So, anyway, the fixing of me.....
February 1967 (or so I think), snowy, cold, gray, and damp. I'm going to the hospital to get my insides fixed. Its the best hospital around, and the doctor with the red crew cut thinks he can generate a normal child with his efforts. If not, it's a colostomy bag for me. My parents know the score, I suppose, and decide that the chance for a normal life for their little girl is one they'll take.
One week for tests and observations and getting used to the hospital. A whole week, I think. A week in which I remember having to lie down in my bed and get used to using a bedpan (my Daddy made me, and it was hard for him to do), because after my operation I'll be forced to lie immobile for 2 weeks to let my insides heal. I'm in a ward with, like, 7 other kids, all of who have different problems. There's the blind teenager in a bed catty-corner from me who calls for orange juice at all hours of the day, and the pale kid who one day just wasn't there anymore, and the little girl who, once the bandages were off her face, made her Daddy cry when she said "I can see you, daddy!
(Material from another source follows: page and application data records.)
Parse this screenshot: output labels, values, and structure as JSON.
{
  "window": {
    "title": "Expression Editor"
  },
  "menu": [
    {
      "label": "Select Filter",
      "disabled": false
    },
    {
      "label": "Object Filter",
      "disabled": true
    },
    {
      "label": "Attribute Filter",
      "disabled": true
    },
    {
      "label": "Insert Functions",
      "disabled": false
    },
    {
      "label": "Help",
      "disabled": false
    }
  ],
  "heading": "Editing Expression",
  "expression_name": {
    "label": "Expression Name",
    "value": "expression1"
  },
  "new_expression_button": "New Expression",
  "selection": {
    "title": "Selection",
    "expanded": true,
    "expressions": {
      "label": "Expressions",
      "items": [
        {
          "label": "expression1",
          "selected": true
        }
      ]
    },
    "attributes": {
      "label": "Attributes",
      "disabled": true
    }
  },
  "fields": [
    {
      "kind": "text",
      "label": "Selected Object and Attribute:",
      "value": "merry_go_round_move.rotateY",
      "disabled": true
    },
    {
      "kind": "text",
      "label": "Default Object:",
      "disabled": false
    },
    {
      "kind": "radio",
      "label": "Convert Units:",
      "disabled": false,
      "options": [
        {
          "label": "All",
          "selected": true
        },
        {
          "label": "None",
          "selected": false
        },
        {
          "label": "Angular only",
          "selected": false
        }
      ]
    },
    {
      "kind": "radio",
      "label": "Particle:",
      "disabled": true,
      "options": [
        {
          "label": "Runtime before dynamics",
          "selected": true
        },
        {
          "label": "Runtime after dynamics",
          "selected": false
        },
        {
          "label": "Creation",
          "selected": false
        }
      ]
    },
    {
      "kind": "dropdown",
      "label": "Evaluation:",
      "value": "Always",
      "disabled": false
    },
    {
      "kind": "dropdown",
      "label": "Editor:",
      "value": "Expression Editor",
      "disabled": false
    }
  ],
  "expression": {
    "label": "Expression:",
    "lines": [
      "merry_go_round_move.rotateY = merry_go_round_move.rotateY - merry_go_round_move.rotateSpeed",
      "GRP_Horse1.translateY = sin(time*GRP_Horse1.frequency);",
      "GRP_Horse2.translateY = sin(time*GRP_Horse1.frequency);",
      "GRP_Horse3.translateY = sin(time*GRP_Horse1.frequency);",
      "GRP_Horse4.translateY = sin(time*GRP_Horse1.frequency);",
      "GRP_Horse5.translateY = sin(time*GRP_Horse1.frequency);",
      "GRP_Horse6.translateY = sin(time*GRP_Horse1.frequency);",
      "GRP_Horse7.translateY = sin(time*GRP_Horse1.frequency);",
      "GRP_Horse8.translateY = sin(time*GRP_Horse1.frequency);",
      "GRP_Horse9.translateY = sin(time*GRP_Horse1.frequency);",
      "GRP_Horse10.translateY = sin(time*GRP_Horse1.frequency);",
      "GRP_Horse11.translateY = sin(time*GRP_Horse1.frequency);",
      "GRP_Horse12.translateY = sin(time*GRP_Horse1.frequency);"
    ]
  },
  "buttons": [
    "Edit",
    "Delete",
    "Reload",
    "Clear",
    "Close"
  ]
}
I can!" She had big blue eyes that squinted at the light, and she made her Daddy cry. I had never seen a grown-up man cry before. I'm guessing she had been blind too.
I had to get used to using the "call" button on my bed to get anything, even to get an adult to help me pick up a toy I'd dropped over the side of my bed, which had big bars on the sides so I wouldn't fall out and felt like a crib. I remember the Daddy of a really sick kid in the bed next to me helping me get my Colorforms off the floor when they dropped over the side. His kid had to get blood transfusions all the time, the bag draped over the bars of the bed, and his (her?) daddy looked really really tired all the time because of it. I had a little stuffed kewpie doll that smelled like sunshine, and I would look out the window at the bare tree-tops in the gray February air, waiting for my operation.
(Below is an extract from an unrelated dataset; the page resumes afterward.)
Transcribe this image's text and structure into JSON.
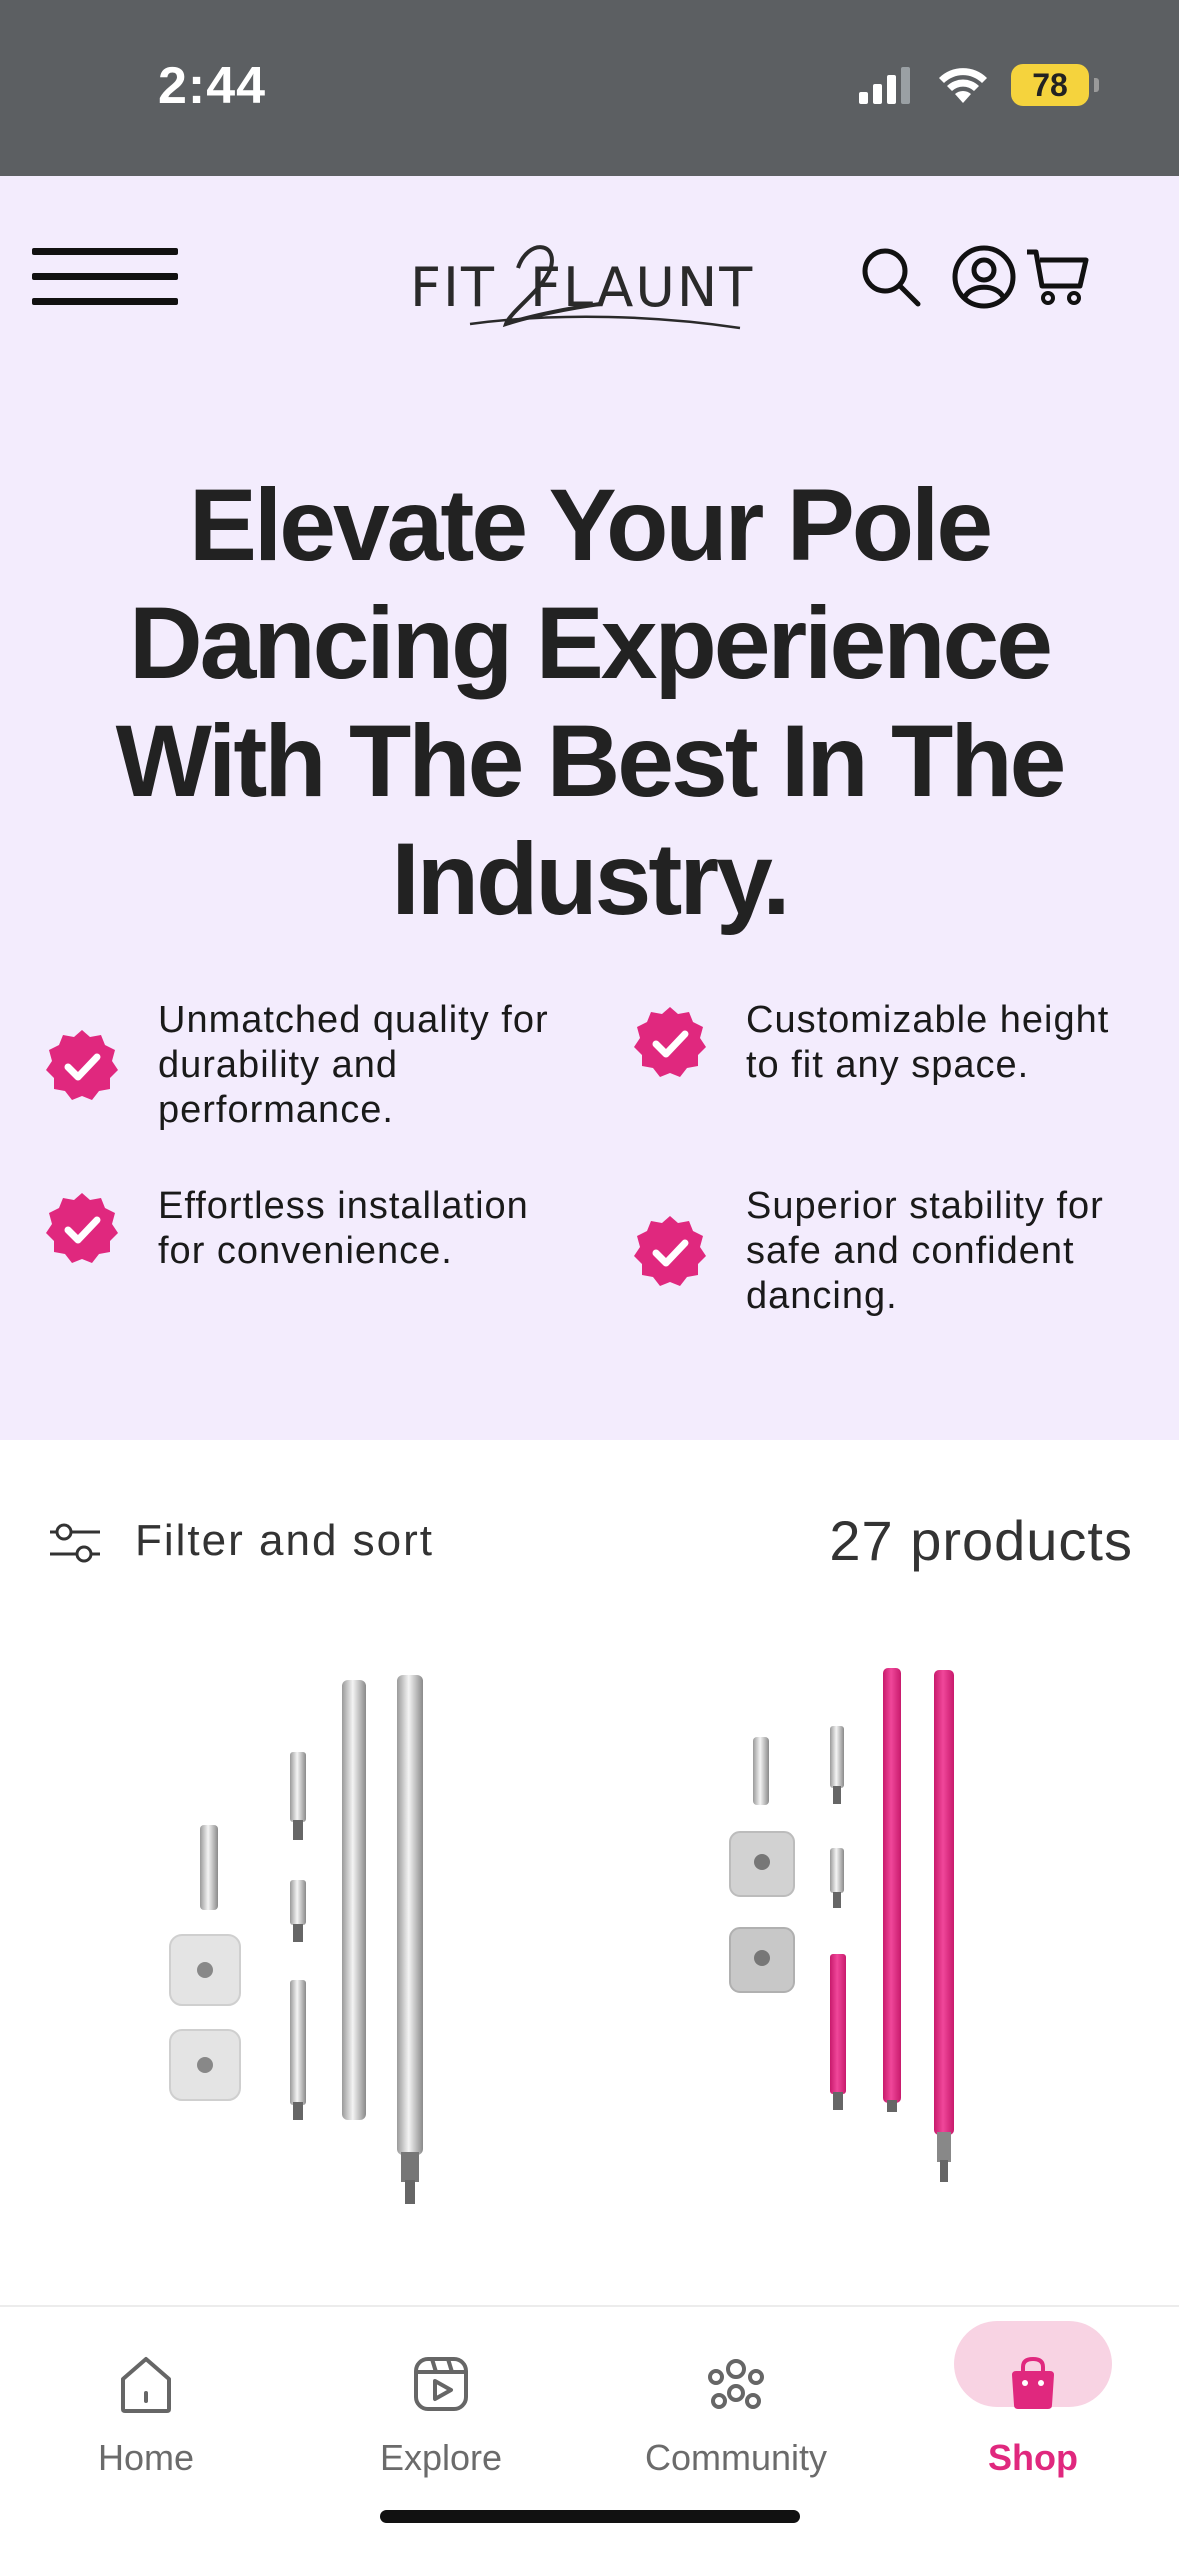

Which came and went and I don't remember any of it except for waking up in the recovery room with a big yellow plastic box over my head with all kinds of knobs on it that I later understood must have been the oxygen chamber or whatever. I zonked out again and when I woke up my Mom was there staring at me with moist eyes and a shoebox full of new Barbie clothes that she'd made. It was late, and the light was on by my bed as she showed me the little knitted dresses and the tiny stitched jackets she'd made and I forced myself to stay awake because it was my Mom and she loved me and I didn't want to go back to sleep again. It's not like I was all that interested in Barbie, but I knew even then that Mom had worked so hard on them as a way of saying that she loved me.
Recovery stunk. I couldn't get up, I couldn't turn over, I had some kind of weird tubes up my heinie that had to stay there to help me heal (later, I learned that they were some sort of clamps holding the intestinal anastomosis together), and I wasn't really allowed to eat, as far as I recall. I had tubes down through my nose and into my stomach for that, which made it hard to talk or anything. My family made tapes that my Daddy or Mom would bring to me to listen to. My little brother singing Tom Jones's "What's up pussycat - woe, oh, woe, oh!" and my Uncle for some reason burping in to the microphone when asked if he had any words to say. I sure did laugh at that one; my sense of humor apparently hasn't strayed very far from that early high point. Only one person at a time could come visit me, and my brothers weren't allowed at all. My parents would read to me, and play with me for as long as they were allowed to, and then they had to go home and I had to go to sleep, on my back, not turning over, until the nurses came in the morning to change the sheets on my bed in a complicated rolling-over-and-back maneuver that was the only time I was allowed to really move at all.
And all the time it didn't' really bother me. I got the nickname "Miss Sunshine" because I was always smiling, always happy. It didn't bother me that I was to lie on my back, it didn't really bother me that I couldn't see my brothers, I was content just to do what I was told to do because that's what I was supposed to do. And it paid off, I guess, because one day the doctor came to take the tubes out of my heinie to see what happened, and everything worked like it should once I started eating again.
Little by little I got better, until one day I could go home. And the snow and cold and gray of February had turned to a sunny warm-ish day in March, and I was all better. And normal. And would never, ever have to have another enema, and could say good-bye to the Ex-Lax, and, after a period of time, wouldn't have to have my poop inspected by one parent or another, and wouldn't have to be afraid of "going" anymore because it didn't hurt anymore, and life was pretty darned good.